I keep getting comments about the hockey sticks still in my car. My reply is that you never know when you may find a patch of ice to play on, this is Wisconsin after all. That’s never more true than this season, the coldest wettest spring in my 11 seasons on the farm. Thankfully there isn’t actually any ice around, but I’m still wearing a sweater and winter boots today.
While I always enjoy a good game of hockey, I enjoy the growing season on the farm even more. I love planting vegetables, tending the fields, and most of all sharing our harvests with all our wonderful members. Oh, and I love eating our fresh vegetables too! So I’m getting a little impatient as the cool days linger. Looking around, it seems we are almost a month behind a normal season. The crops look like May crops, not June crops. Most of the large dairy farms only just have corn poking out of the ground, if they even have it planted yet. Asparagus was very slow in coming…and likewise our vegetables just aren’t ready yet like they usually are.

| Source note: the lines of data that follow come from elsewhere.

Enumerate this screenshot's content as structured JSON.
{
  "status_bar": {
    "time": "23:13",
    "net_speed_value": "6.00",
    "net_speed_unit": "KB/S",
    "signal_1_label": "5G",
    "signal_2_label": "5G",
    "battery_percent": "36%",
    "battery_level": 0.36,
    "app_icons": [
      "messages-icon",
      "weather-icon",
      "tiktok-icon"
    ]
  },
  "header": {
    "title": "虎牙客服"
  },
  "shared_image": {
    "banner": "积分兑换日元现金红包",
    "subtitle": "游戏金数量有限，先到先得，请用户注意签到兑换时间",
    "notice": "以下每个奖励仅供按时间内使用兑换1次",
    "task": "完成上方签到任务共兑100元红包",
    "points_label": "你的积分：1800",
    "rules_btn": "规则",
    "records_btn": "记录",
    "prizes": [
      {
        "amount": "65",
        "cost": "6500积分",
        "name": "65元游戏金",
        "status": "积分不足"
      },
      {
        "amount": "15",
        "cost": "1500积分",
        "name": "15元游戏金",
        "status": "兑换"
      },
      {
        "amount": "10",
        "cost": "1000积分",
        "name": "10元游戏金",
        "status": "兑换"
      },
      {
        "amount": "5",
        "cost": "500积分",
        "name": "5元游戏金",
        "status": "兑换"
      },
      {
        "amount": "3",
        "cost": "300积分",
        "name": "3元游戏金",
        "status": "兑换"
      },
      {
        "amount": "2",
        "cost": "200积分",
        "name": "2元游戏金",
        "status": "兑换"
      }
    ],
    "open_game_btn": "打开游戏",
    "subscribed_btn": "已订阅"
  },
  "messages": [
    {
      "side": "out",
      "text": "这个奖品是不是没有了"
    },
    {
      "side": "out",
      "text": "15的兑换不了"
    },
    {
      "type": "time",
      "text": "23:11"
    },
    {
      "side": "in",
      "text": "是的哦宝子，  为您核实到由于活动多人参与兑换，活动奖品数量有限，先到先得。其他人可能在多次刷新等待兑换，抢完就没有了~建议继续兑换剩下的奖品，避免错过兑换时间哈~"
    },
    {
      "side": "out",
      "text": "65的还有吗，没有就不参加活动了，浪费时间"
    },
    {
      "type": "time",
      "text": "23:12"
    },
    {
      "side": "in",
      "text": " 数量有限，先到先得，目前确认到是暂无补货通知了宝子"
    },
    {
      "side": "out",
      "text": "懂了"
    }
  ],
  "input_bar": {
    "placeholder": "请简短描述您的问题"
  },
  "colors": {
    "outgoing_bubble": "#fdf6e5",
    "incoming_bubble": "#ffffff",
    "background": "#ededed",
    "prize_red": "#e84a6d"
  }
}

We’ll see what we can get out of the veggie fields over the next couple of weeks, but I don’t think it will be much besides a few greens. Looking around the fields I feel that our summer crops are off to a good start (all planted at opportune times, well weeded and certainly well watered). By next month we will probably be so hot and sweaty all the time that we won’t even remember what it feels like to be cold and to have nothing fresh to eat except spinach. This way of experiencing life on the farm reminds me of my favorite quote from John Steinbeck’s East of Eden: “During the dry years, the people forgot about the rich years, and when the wet years returned, they lost all memory of the dry years. It was always that way.”
And it will always be that way.